▶ Instructions to follow: Your response should be the complete listing, copied exactly.

+---+

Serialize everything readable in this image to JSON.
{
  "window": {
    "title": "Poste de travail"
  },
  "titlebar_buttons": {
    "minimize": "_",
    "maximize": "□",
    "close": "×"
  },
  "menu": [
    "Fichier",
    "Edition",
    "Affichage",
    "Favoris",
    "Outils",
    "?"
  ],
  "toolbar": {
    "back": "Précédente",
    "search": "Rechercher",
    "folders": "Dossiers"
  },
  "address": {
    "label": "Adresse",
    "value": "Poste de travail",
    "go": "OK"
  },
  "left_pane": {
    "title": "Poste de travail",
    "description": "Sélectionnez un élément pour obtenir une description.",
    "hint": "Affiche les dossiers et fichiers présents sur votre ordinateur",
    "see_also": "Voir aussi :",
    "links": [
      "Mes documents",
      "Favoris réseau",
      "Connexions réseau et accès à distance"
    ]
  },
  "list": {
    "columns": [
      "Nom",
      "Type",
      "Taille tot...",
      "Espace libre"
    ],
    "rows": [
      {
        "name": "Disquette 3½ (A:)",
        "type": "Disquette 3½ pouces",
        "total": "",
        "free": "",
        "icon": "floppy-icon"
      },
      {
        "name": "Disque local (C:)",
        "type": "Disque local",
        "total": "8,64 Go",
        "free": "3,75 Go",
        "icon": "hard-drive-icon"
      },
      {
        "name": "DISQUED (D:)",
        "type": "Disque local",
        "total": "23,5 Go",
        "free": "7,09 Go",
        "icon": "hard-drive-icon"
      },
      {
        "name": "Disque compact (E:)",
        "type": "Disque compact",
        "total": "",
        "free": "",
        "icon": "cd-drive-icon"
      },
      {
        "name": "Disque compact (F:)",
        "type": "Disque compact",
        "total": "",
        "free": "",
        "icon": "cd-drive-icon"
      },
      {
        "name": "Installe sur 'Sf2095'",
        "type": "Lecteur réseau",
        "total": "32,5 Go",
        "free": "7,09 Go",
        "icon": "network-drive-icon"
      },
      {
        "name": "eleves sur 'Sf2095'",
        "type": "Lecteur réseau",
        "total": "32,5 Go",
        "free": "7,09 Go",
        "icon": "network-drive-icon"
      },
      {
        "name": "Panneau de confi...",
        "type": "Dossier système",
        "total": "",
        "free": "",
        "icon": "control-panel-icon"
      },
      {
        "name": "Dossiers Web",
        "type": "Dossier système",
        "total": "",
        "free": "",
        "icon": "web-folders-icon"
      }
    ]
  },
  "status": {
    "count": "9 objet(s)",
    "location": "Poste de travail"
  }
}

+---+

▶ Result:
Serialize everything readable in this image to JSON.
{
  "window": {
    "title": "Poste de travail"
  },
  "titlebar_buttons": {
    "minimize": "_",
    "maximize": "□",
    "close": "×"
  },
  "menu": [
    "Fichier",
    "Edition",
    "Affichage",
    "Favoris",
    "Outils",
    "?"
  ],
  "toolbar": {
    "back": "Précédente",
    "search": "Rechercher",
    "folders": "Dossiers"
  },
  "address": {
    "label": "Adresse",
    "value": "Poste de travail",
    "go": "OK"
  },
  "left_pane": {
    "title": "Poste de travail",
    "description": "Sélectionnez un élément pour obtenir une description.",
    "hint": "Affiche les dossiers et fichiers présents sur votre ordinateur",
    "see_also": "Voir aussi :",
    "links": [
      "Mes documents",
      "Favoris réseau",
      "Connexions réseau et accès à distance"
    ]
  },
  "list": {
    "columns": [
      "Nom",
      "Type",
      "Taille tot...",
      "Espace libre"
    ],
    "rows": [
      {
        "name": "Disquette 3½ (A:)",
        "type": "Disquette 3½ pouces",
        "total": "",
        "free": "",
        "icon": "floppy-icon"
      },
      {
        "name": "Disque local (C:)",
        "type": "Disque local",
        "total": "8,64 Go",
        "free": "3,75 Go",
        "icon": "hard-drive-icon"
      },
      {
        "name": "DISQUED (D:)",
        "type": "Disque local",
        "total": "23,5 Go",
        "free": "7,09 Go",
        "icon": "hard-drive-icon"
      },
      {
        "name": "Disque compact (E:)",
        "type": "Disque compact",
        "total": "",
        "free": "",
        "icon": "cd-drive-icon"
      },
      {
        "name": "Disque compact (F:)",
        "type": "Disque compact",
        "total": "",
        "free": "",
        "icon": "cd-drive-icon"
      },
      {
        "name": "Installe sur 'Sf2095'",
        "type": "Lecteur réseau",
        "total": "32,5 Go",
        "free": "7,09 Go",
        "icon": "network-drive-icon"
      },
      {
        "name": "eleves sur 'Sf2095'",
        "type": "Lecteur réseau",
        "total": "32,5 Go",
        "free": "7,09 Go",
        "icon": "network-drive-icon"
      },
      {
        "name": "Panneau de confi...",
        "type": "Dossier système",
        "total": "",
        "free": "",
        "icon": "control-panel-icon"
      },
      {
        "name": "Dossiers Web",
        "type": "Dossier système",
        "total": "",
        "free": "",
        "icon": "web-folders-icon"
      }
    ]
  },
  "status": {
    "count": "9 objet(s)",
    "location": "Poste de travail"
  }
}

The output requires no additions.